┌────────
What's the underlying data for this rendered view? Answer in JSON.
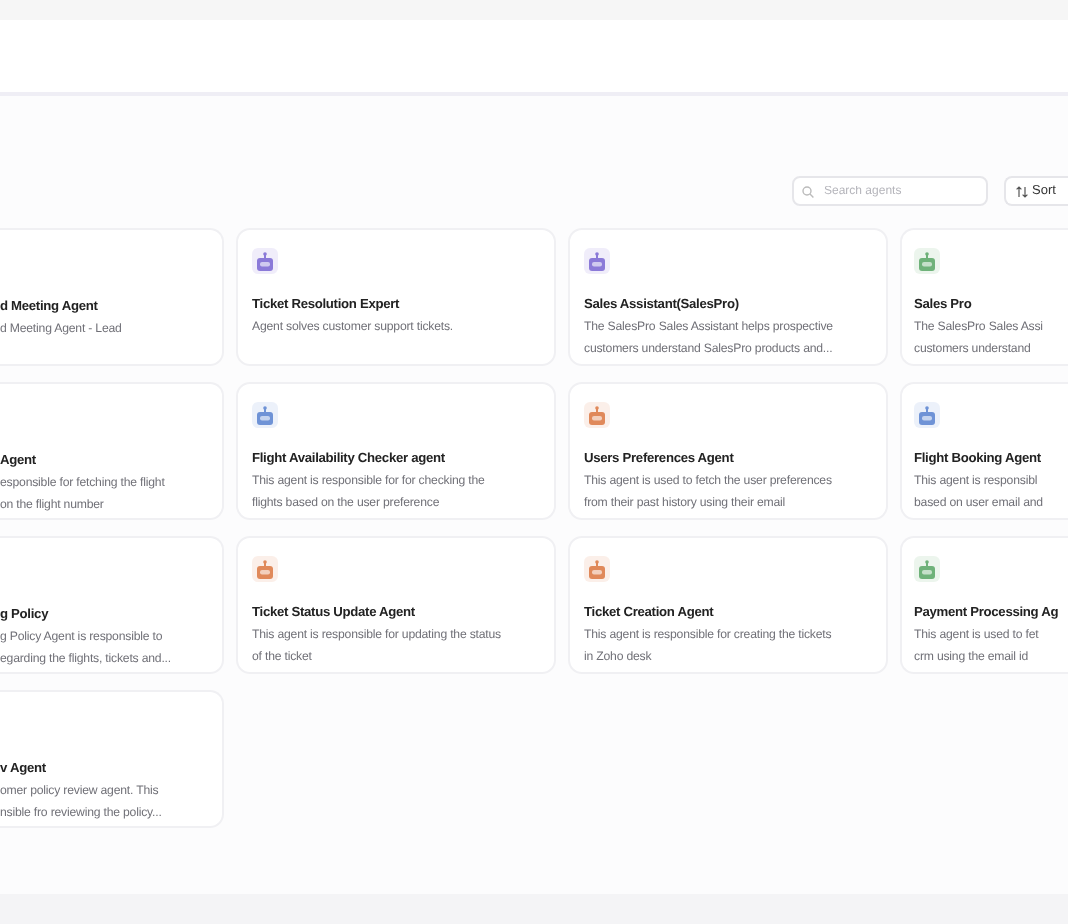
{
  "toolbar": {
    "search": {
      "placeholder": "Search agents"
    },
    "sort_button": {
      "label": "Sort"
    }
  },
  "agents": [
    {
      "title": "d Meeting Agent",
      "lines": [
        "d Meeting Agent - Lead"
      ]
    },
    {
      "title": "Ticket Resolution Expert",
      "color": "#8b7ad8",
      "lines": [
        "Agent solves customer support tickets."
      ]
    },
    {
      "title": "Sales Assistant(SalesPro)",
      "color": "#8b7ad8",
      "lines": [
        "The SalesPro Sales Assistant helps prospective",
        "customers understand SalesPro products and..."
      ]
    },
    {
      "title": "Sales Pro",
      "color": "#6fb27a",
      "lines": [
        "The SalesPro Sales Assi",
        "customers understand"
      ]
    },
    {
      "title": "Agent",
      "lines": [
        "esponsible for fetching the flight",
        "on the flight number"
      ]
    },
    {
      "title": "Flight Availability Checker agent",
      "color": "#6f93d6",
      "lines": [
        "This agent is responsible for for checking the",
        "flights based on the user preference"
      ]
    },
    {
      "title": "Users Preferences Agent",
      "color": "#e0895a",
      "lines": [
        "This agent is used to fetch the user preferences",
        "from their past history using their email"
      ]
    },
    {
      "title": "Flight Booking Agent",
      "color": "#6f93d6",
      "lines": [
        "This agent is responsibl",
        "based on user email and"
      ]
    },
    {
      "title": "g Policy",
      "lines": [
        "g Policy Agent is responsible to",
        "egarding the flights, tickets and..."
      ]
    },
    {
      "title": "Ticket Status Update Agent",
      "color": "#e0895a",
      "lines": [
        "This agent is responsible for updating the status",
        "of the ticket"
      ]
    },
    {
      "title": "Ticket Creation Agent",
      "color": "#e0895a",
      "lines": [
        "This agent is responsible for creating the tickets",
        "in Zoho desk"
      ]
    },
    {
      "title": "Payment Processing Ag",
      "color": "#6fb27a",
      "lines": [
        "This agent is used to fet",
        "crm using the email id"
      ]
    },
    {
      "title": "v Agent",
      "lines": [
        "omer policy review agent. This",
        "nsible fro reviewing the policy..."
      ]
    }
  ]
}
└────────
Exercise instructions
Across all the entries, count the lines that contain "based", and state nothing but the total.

Exercise response
2